- **WHAT TO WORK ON**
Search through the entries for the word "progress" and copy every line that has it.

[Records from a data collection]
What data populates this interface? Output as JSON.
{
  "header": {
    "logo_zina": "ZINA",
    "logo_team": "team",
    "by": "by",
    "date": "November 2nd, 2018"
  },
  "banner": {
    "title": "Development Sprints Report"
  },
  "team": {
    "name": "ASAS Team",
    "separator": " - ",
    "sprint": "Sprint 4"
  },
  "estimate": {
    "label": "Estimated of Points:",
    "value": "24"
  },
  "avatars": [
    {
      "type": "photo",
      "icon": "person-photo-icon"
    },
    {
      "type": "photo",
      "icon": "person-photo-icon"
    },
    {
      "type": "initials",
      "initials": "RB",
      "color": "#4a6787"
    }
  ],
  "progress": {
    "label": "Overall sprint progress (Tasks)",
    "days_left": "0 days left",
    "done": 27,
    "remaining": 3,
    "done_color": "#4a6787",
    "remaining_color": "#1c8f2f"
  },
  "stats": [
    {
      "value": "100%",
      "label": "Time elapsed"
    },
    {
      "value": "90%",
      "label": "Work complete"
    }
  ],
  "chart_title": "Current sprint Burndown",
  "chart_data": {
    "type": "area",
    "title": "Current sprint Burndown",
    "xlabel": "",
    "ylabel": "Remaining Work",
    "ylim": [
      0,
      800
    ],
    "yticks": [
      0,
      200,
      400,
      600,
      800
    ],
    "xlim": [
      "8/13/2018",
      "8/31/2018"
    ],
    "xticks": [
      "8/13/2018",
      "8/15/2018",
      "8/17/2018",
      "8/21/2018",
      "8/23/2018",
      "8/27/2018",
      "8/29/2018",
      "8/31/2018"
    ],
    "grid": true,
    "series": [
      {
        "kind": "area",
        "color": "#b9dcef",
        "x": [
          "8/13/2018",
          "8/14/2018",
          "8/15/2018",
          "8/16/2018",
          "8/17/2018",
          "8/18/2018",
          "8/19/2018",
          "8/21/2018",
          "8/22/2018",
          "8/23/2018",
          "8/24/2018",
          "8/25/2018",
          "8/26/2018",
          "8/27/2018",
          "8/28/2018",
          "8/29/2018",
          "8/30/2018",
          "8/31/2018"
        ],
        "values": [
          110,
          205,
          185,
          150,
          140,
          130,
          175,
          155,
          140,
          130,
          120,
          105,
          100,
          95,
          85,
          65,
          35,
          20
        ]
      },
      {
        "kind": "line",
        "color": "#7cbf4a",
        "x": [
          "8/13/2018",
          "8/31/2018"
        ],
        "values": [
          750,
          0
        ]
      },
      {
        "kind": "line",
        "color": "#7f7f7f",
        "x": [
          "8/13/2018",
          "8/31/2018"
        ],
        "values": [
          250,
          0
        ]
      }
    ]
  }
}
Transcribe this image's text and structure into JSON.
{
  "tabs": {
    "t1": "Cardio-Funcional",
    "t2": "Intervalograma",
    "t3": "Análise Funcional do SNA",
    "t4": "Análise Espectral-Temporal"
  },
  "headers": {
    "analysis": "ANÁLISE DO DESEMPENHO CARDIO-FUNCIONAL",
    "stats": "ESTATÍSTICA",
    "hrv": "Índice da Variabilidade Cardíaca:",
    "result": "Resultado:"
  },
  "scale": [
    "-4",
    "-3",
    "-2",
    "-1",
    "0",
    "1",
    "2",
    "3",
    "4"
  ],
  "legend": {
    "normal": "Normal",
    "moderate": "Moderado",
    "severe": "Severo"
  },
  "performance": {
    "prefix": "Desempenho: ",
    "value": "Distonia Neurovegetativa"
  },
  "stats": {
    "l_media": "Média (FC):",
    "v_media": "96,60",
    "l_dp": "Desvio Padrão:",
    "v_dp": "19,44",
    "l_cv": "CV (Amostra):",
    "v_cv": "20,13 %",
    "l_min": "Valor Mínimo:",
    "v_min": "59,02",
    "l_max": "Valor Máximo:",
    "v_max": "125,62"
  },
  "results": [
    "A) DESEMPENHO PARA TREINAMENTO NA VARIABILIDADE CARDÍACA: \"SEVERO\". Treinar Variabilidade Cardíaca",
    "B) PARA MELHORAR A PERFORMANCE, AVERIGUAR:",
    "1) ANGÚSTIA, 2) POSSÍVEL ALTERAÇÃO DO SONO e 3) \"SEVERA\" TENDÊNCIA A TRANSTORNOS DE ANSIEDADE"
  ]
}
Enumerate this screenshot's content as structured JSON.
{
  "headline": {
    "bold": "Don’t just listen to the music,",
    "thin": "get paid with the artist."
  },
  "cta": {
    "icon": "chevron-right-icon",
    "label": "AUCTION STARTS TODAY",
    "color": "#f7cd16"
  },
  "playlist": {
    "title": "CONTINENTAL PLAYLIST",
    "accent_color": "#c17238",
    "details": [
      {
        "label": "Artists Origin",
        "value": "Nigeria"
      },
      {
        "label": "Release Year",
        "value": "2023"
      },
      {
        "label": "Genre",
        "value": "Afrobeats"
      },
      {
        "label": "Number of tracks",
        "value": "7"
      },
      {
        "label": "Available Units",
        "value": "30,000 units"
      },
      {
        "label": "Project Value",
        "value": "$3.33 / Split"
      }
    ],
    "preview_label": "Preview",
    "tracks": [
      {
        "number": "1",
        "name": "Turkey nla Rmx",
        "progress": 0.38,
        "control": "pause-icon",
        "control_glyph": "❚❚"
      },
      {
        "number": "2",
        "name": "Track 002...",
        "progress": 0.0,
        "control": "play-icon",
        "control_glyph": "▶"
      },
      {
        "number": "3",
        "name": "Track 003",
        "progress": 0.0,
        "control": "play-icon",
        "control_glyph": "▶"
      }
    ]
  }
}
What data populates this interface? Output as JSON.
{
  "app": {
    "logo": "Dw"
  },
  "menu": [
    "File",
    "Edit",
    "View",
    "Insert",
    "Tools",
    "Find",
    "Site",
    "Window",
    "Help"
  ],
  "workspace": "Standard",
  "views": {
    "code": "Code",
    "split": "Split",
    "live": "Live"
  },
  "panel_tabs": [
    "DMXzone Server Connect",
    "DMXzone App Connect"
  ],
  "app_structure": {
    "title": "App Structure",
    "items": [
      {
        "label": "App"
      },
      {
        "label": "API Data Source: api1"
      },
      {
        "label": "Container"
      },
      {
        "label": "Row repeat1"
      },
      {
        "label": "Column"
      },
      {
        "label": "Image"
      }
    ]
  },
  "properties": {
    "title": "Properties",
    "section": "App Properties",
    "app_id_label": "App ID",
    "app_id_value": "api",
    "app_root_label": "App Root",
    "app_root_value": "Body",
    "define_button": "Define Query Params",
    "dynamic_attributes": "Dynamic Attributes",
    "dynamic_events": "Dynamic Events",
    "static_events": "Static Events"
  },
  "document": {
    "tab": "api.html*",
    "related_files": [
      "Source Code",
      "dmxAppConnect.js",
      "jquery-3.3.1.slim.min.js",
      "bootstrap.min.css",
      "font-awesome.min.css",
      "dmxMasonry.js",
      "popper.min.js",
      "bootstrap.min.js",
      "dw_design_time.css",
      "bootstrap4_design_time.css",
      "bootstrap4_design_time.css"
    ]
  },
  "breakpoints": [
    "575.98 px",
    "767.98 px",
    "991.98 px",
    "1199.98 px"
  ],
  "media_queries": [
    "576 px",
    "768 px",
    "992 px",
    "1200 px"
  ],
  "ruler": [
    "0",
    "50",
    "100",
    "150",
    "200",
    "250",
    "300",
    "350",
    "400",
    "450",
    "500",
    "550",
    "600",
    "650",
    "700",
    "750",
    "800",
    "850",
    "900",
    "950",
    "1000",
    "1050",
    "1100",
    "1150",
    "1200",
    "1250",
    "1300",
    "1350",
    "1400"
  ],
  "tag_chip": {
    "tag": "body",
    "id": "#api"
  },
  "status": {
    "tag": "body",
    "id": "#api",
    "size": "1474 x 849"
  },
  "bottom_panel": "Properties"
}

- **SOLUTION BELOW**
  "progress": {
    "label": "Overall sprint progress (Tasks)",
        "progress": 0.38,
        "progress": 0.0,
        "progress": 0.0,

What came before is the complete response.